- Provided records:
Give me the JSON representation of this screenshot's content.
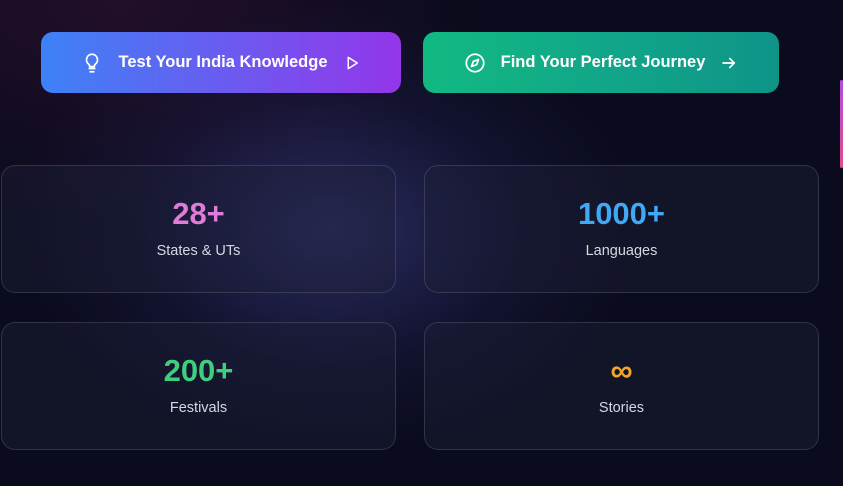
{
  "actions": {
    "quiz": {
      "label": "Test Your India Knowledge",
      "lead_icon": "lightbulb-icon",
      "trail_icon": "play-icon"
    },
    "journey": {
      "label": "Find Your Perfect Journey",
      "lead_icon": "compass-icon",
      "trail_icon": "arrow-right-icon"
    }
  },
  "stats": [
    {
      "value": "28+",
      "label": "States & UTs",
      "color": "#e07bd9"
    },
    {
      "value": "1000+",
      "label": "Languages",
      "color": "#3fa9f5"
    },
    {
      "value": "200+",
      "label": "Festivals",
      "color": "#3ecf7e"
    },
    {
      "value": "∞",
      "label": "Stories",
      "color": "#f3a72a"
    }
  ],
  "colors": {
    "quiz_gradient": [
      "#3d82f6",
      "#9336ea"
    ],
    "journey_gradient": [
      "#12b981",
      "#0e9487"
    ],
    "background": "#0a0b1c"
  }
}
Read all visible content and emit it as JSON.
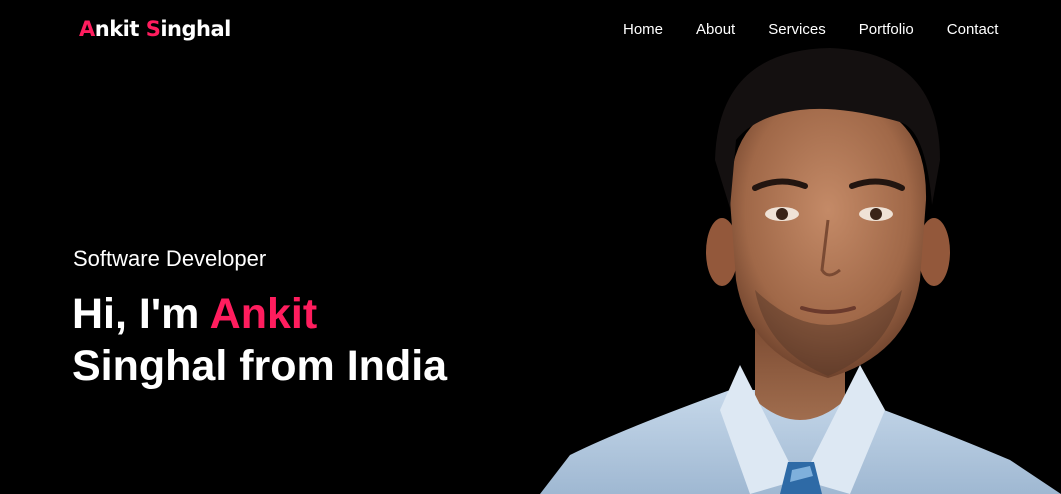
{
  "header": {
    "logo": {
      "first_initial": "A",
      "first_rest": "nkit ",
      "last_initial": "S",
      "last_rest": "inghal"
    },
    "nav": [
      {
        "label": "Home"
      },
      {
        "label": "About"
      },
      {
        "label": "Services"
      },
      {
        "label": "Portfolio"
      },
      {
        "label": "Contact"
      }
    ]
  },
  "hero": {
    "subtitle": "Software Developer",
    "title_prefix": "Hi, I'm ",
    "title_highlight": "Ankit",
    "title_line2": "Singhal from India",
    "image": "portrait-photo"
  },
  "colors": {
    "background": "#000000",
    "text": "#ffffff",
    "accent": "#ff1d5e"
  }
}
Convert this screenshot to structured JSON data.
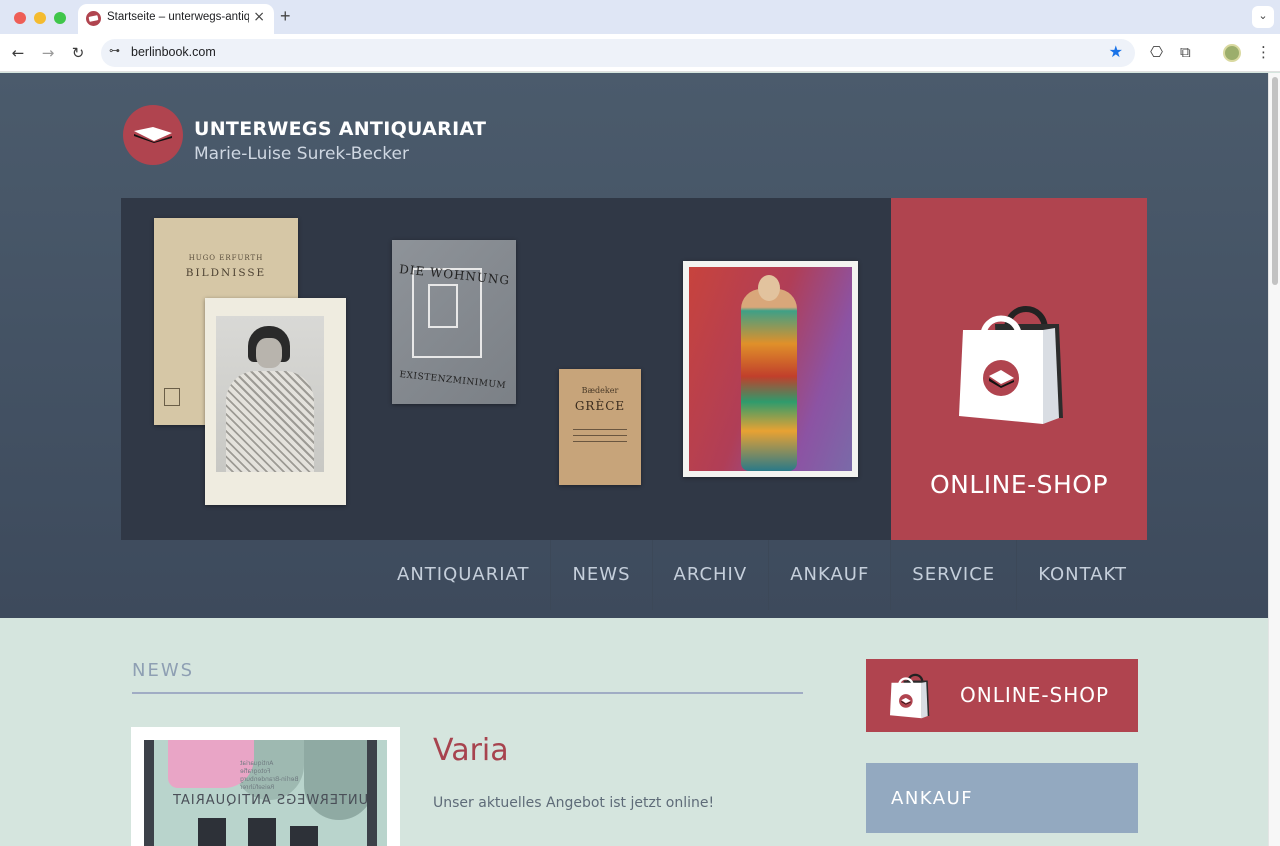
{
  "browser": {
    "tab_title": "Startseite – unterwegs-antiquariat",
    "tab_close": "×",
    "new_tab": "+",
    "tab_menu": "⌄",
    "url": "berlinbook.com",
    "icons": {
      "back": "←",
      "forward": "→",
      "reload": "↻",
      "site_info": "⊶",
      "star": "★",
      "bookmark": "⎔",
      "extensions": "⧉",
      "menu": "⋮"
    }
  },
  "brand": {
    "name": "UNTERWEGS ANTIQUARIAT",
    "subtitle": "Marie-Luise Surek-Becker",
    "accent_color": "#b0444f"
  },
  "hero": {
    "book1_author": "HUGO ERFURTH",
    "book1_title": "BILDNISSE",
    "book2_title": "DIE WOHNUNG",
    "book2_subtitle": "EXISTENZMINIMUM",
    "book3_publisher": "Bædeker",
    "book3_title": "GRÈCE",
    "shop_label": "ONLINE-SHOP"
  },
  "nav": {
    "items": [
      "ANTIQUARIAT",
      "NEWS",
      "ARCHIV",
      "ANKAUF",
      "SERVICE",
      "KONTAKT"
    ]
  },
  "news": {
    "heading": "NEWS",
    "poster_text": "UNTERWEGS ANTIQUARIAT",
    "title": "Varia",
    "text": "Unser aktuelles Angebot ist jetzt online!"
  },
  "sidebar": {
    "shop_label": "ONLINE-SHOP",
    "ankauf_label": "ANKAUF"
  }
}
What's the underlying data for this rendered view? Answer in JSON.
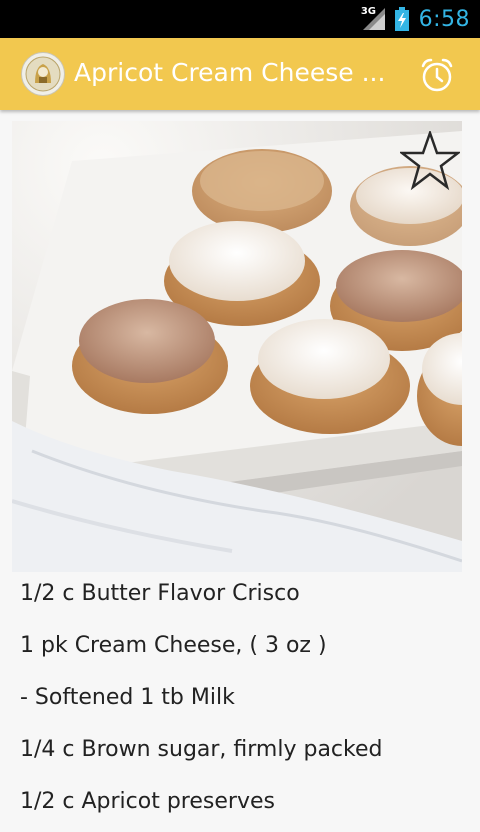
{
  "status_bar": {
    "network": "3G",
    "time": "6:58"
  },
  "action_bar": {
    "title": "Apricot Cream Cheese ..."
  },
  "icons": {
    "app": "app-logo-icon",
    "alarm": "alarm-clock-icon",
    "favorite": "star-outline-icon"
  },
  "colors": {
    "status_bar_bg": "#000000",
    "clock": "#33b5e5",
    "action_bar_bg": "#f2c84f",
    "page_bg": "#f7f7f7"
  },
  "ingredients": [
    "1/2 c Butter Flavor Crisco",
    "1 pk Cream Cheese, ( 3 oz )",
    "- Softened 1 tb Milk",
    "1/4 c Brown sugar, firmly packed",
    "1/2 c Apricot preserves"
  ]
}
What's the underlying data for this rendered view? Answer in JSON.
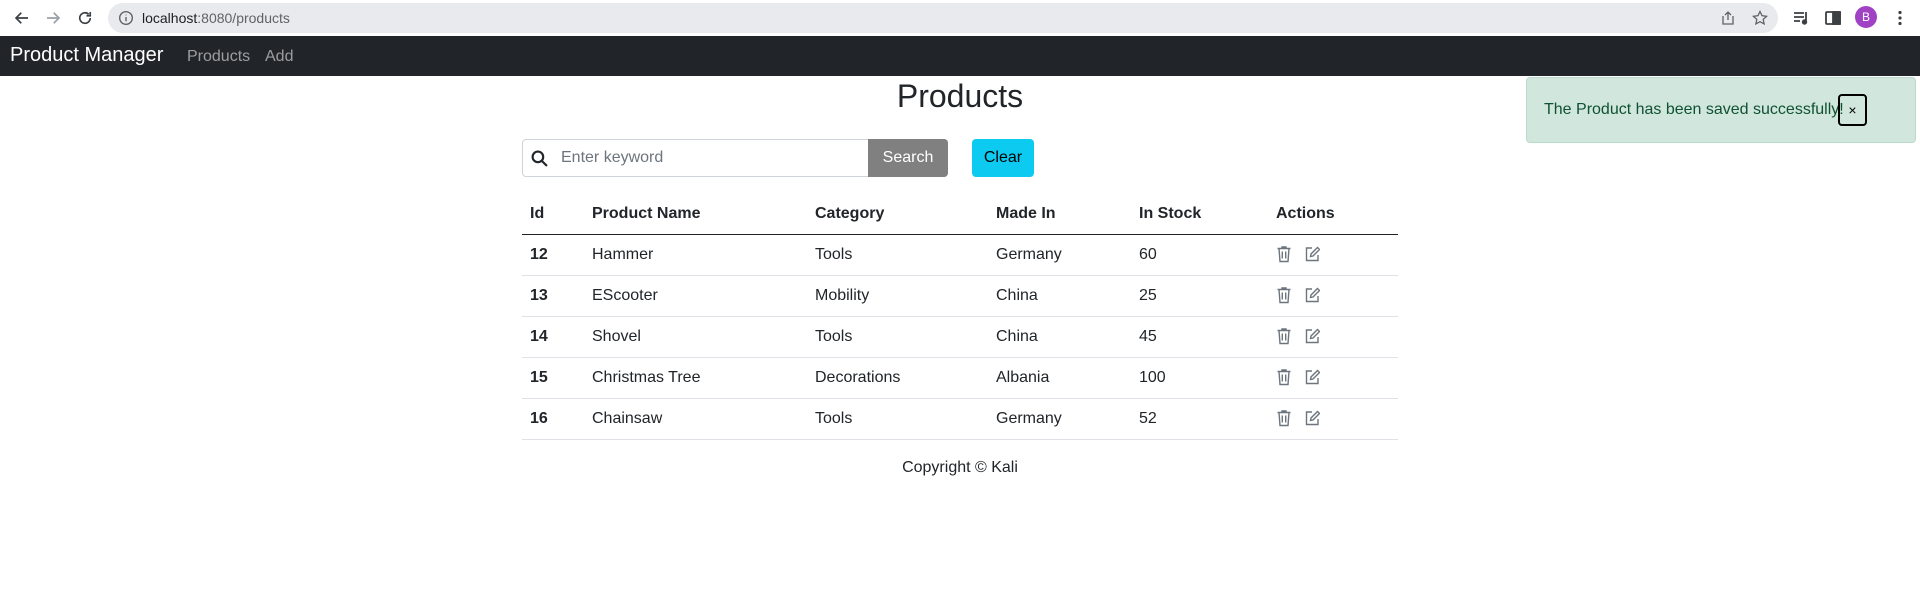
{
  "browser": {
    "url_host": "localhost",
    "url_rest": ":8080/products",
    "profile_initial": "B"
  },
  "navbar": {
    "brand": "Product Manager",
    "links": [
      "Products",
      "Add"
    ]
  },
  "page": {
    "title": "Products"
  },
  "search": {
    "placeholder": "Enter keyword",
    "value": "",
    "search_label": "Search",
    "clear_label": "Clear"
  },
  "table": {
    "headers": [
      "Id",
      "Product Name",
      "Category",
      "Made In",
      "In Stock",
      "Actions"
    ],
    "rows": [
      {
        "id": "12",
        "name": "Hammer",
        "category": "Tools",
        "made_in": "Germany",
        "in_stock": "60"
      },
      {
        "id": "13",
        "name": "EScooter",
        "category": "Mobility",
        "made_in": "China",
        "in_stock": "25"
      },
      {
        "id": "14",
        "name": "Shovel",
        "category": "Tools",
        "made_in": "China",
        "in_stock": "45"
      },
      {
        "id": "15",
        "name": "Christmas Tree",
        "category": "Decorations",
        "made_in": "Albania",
        "in_stock": "100"
      },
      {
        "id": "16",
        "name": "Chainsaw",
        "category": "Tools",
        "made_in": "Germany",
        "in_stock": "52"
      }
    ]
  },
  "footer": {
    "text": "Copyright © Kali"
  },
  "alert": {
    "message": "The Product has been saved successfully!",
    "close_label": "×"
  },
  "colors": {
    "navbar_bg": "#212529",
    "search_button": "#808080",
    "clear_button": "#0dcaf0",
    "alert_bg": "#d1e7dd",
    "alert_text": "#0f5132",
    "avatar": "#a142c4"
  }
}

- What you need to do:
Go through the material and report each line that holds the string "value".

- Answer section:
      "value": "28+",
      "value": "1000+",
      "value": "200+",
      "value": "∞",
    "value": "",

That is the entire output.